Let’s turn now to Lordi, who won the 2006 Eurovision Song Contest with “Hard Rock Hallelujah.” Eurovision and European music more generally have long been associated with uncool synth-pop. But the Nordic countries are something of an exception, due to Scandinavian Death Metal and other forms of heavy rock. Is it accurate to view the Nordic countries as having their own cultural identity, one that sets them off from the rest of Europe?
Definitely. The five Nordic countries—Denmark, Finland, Iceland, Norway and Sweden—have their differences, but there is also a sense of Nordicness and a long common history that unites them.
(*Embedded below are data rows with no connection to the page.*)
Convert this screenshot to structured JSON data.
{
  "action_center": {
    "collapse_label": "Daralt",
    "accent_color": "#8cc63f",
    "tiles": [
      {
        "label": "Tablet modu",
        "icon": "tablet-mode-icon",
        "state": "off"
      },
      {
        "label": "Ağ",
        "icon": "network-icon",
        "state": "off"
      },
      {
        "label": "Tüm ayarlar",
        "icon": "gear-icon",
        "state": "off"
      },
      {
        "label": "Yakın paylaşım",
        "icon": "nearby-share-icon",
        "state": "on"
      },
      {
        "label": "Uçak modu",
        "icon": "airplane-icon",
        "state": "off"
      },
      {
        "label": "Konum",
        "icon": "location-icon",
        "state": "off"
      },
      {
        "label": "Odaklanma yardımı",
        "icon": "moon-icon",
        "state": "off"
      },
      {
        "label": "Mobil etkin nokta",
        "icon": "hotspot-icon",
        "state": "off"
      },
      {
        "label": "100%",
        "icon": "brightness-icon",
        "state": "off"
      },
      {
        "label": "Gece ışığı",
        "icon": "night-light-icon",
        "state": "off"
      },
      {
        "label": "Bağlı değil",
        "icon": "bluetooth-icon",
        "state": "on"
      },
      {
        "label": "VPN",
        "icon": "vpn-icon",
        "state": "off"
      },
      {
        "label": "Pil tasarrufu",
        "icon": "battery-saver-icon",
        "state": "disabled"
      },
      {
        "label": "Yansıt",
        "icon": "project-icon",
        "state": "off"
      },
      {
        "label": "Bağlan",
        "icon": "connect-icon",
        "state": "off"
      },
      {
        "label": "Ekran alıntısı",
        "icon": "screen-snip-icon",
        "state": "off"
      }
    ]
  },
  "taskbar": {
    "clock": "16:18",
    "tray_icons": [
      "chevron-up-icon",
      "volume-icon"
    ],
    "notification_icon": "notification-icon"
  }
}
In my favourite quote about Nordic identity the academic Uffe Østergård describes Norden, or the Nordic countries, as “something non-European, non-Catholic, anti-Rome, anti-imperialist, non-colonial, non-exploitative, peaceful, small, and social democratic”—basically, Norden renounces power and doesn’t try to keep up with the Joneses. The licorice debate definitely draws from this conceptualization of the Norden—since we by definition aren’t responsible for colonialism, for example, we can’t possibly carry the baggage of colonialism, either.
As the Nordic countries are quite homogenous culturally, the strong welfare state and the influence of state churches have lead to conformity being the norm in Nordic societies. The Nordic penchant for metal and heavy rock is partly an expression of the frustration with this conformism. It also helps living in one of the only regions in the world where the climate lets you get away with head-to-toe black leather all year round.
Religious leaders in Finland objected to Lordi representing their country in Eurovision, no doubt because Lordi’s music and appearance invert traditional Christian tropes. For example, the lead singer says, “I got horns on my head/ My fangs are sharp/ And my eyes are red/ Not quite an angel” right before eight-foot Satan wings burst out from his back. In their own way, Gregorius would also seem critical of Christianity: they sing an anthem of gay life while sporting the logo of a Christian men’s organization. Can you tell us a bit about religion in Finland? What makes people want to denounce it in song?
Between 80 and 90 per cent of the Finnish population are members of the Lutheran church, but only a very small minority actually attend weekly church services or consider themselves religious. Church ceremonies, however, are ingrained in society, and everyone is expected to have a christening, a confirmation, a church wedding and a religious burial. It’s a very peculiar arrangement: practically everyone is socialized into the formal aspects of religion, but faith itself is considered an intensely personal matter that people prefer not to talk—or hear— about, similar to sexual orientation. For example, it is rare for politicians to make references to religion or God, and many people choose church weddings for their traditions or beautiful surrounds rather than religious devotion.
Although there is definitely space in Finnish society for questioning the pervasive nature of the state church, I don’t think either of the videos denounces religion as such. The religious organization/gay anthem dichotomy in “NMKY” is present in the Village People original as well, and you could say Gregorius’s version simply translates the irony into Finnish, taking a swipe at the Swedes along the way. The “Hard Rock Hallelujah” quote you gave continues with “or the one that fell,” countering any satanic suggestions. Lordi’s lead singer, Tomi Putaansuu or Mr. Lordi, has been quite adamant in asserting Lordi’s music is simply entertainment, much like any other music—or horror movies. Incidentally, Putaansuu married his long-term girlfriend soon after the Eurovision victory . . . in a church, or course.
For part two of this interview, click here.